This is the only way I've ever heard the word used - not by teachers, by everyone!

johngoldfine said...

This is the only way I've ever heard the word used - not by teachers, by everyone!

We teachers like to lay claim to all human experience and then spread a shroud of mystery over it so that only the learned sage can unshroud it for our eager acolytes.

The idea of "research," for example, is a particular bugaboo for my students who have been told all their lives that research is a special province hedged with warnings and restrictions (footnote layout, for example) and that only teachers can guide them through it.

So, what should be understood as everyone's inheritance as homo sapiens, what all people are always doing anyway (answering questions, i.e., research) somehow becomes a pointless and desiccated classroom exercise.

If it were up to me, Laura, kids would spend much more time in the library (more work for you!) and much much less time in class (I'd have to retire!)

johngoldfine said...

Perhaps in your original anecdote, the hajib was a red herring (and perhaps my own unresolved and unacknowledged stereotypes peeked out in my response.)

But by 'red herring' I mean that the hajib is incidental to the story, not especially relevant.

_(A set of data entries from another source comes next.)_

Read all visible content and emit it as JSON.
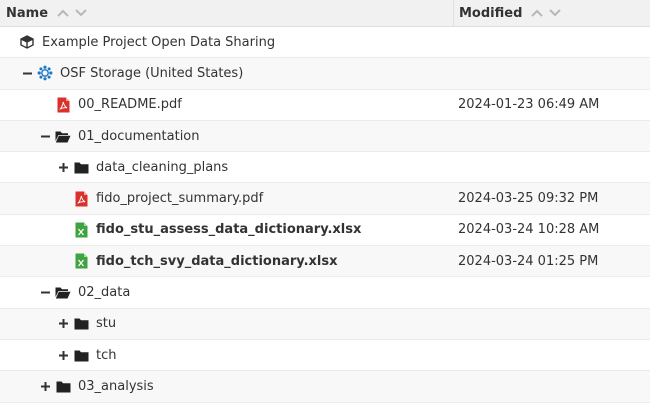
{
  "header": {
    "name_label": "Name",
    "modified_label": "Modified"
  },
  "rows": [
    {
      "label": "Example Project Open Data Sharing",
      "modified": "",
      "icon": "cube-icon",
      "toggle": "",
      "depth": 0,
      "bold": false
    },
    {
      "label": "OSF Storage (United States)",
      "modified": "",
      "icon": "storage-gear-icon",
      "toggle": "minus",
      "depth": 1,
      "bold": false
    },
    {
      "label": "00_README.pdf",
      "modified": "2024-01-23 06:49 AM",
      "icon": "pdf-file-icon",
      "toggle": "",
      "depth": 2,
      "bold": false
    },
    {
      "label": "01_documentation",
      "modified": "",
      "icon": "folder-open-icon",
      "toggle": "minus",
      "depth": 2,
      "bold": false
    },
    {
      "label": "data_cleaning_plans",
      "modified": "",
      "icon": "folder-icon",
      "toggle": "plus",
      "depth": 3,
      "bold": false
    },
    {
      "label": "fido_project_summary.pdf",
      "modified": "2024-03-25 09:32 PM",
      "icon": "pdf-file-icon",
      "toggle": "",
      "depth": 3,
      "bold": false
    },
    {
      "label": "fido_stu_assess_data_dictionary.xlsx",
      "modified": "2024-03-24 10:28 AM",
      "icon": "excel-file-icon",
      "toggle": "",
      "depth": 3,
      "bold": true
    },
    {
      "label": "fido_tch_svy_data_dictionary.xlsx",
      "modified": "2024-03-24 01:25 PM",
      "icon": "excel-file-icon",
      "toggle": "",
      "depth": 3,
      "bold": true
    },
    {
      "label": "02_data",
      "modified": "",
      "icon": "folder-open-icon",
      "toggle": "minus",
      "depth": 2,
      "bold": false
    },
    {
      "label": "stu",
      "modified": "",
      "icon": "folder-icon",
      "toggle": "plus",
      "depth": 3,
      "bold": false
    },
    {
      "label": "tch",
      "modified": "",
      "icon": "folder-icon",
      "toggle": "plus",
      "depth": 3,
      "bold": false
    },
    {
      "label": "03_analysis",
      "modified": "",
      "icon": "folder-icon",
      "toggle": "plus",
      "depth": 2,
      "bold": false
    }
  ],
  "colors": {
    "pdf": "#d9312b",
    "excel": "#3fa33f",
    "folder": "#222222",
    "storage": "#1b78c5"
  }
}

It's simply a color detail.

I mean I used to work with a rabbi who vetted Time magazine before he allowed his wife to see it. I mean I have a fundamentalist Christian neighbor who only allows his wife to read the inerrant word of God and the interpretative pamphlets on the same that he self-publishes.

Cruelty, stupidity, male privilege, misogyny don't seem to have any particular neighborhood where they hang out....

laura k said...

The hijab was a colour detail, that was my point by including "(not unusual)". But I can see how including that detail might point the reader towards a certain conclusion.

The hijab, which covers the head but not the face, is analogous to a yarmulke in my mind (that spelling cracks me up, but seems to be the accepted transliteration). It means the wearer comes from a family that practices the Muslim faith, but doesn't denote fundamentalism or a disconnect with modernity. This is in my experience, anyway.

Cruelty, stupidity, male privilege, misogyny don't seem to have any particular neighborhood where they hang out....

Indeed! I am about to post an excellent piece by Jimmy Carter about just that idea.

johngoldfine said...

I don't exempt myself from stupidity--pretty regularly in fact. No one can be stupider than a regular smarty-pants. Among other things, I'll look to my spelling.

laura k said...

No one can be stupider than a regular smarty-pants.

Well, stupid people are stupider. :)

Re brainstorming, I'm familiar with it as a much-touted writing technique, and as a group exercise in a collaborative project. In most activism I've been involved in, group brainstorming is an important step to come up with strategies and actions.

I had no idea the dictionary definition didn't square with the practice.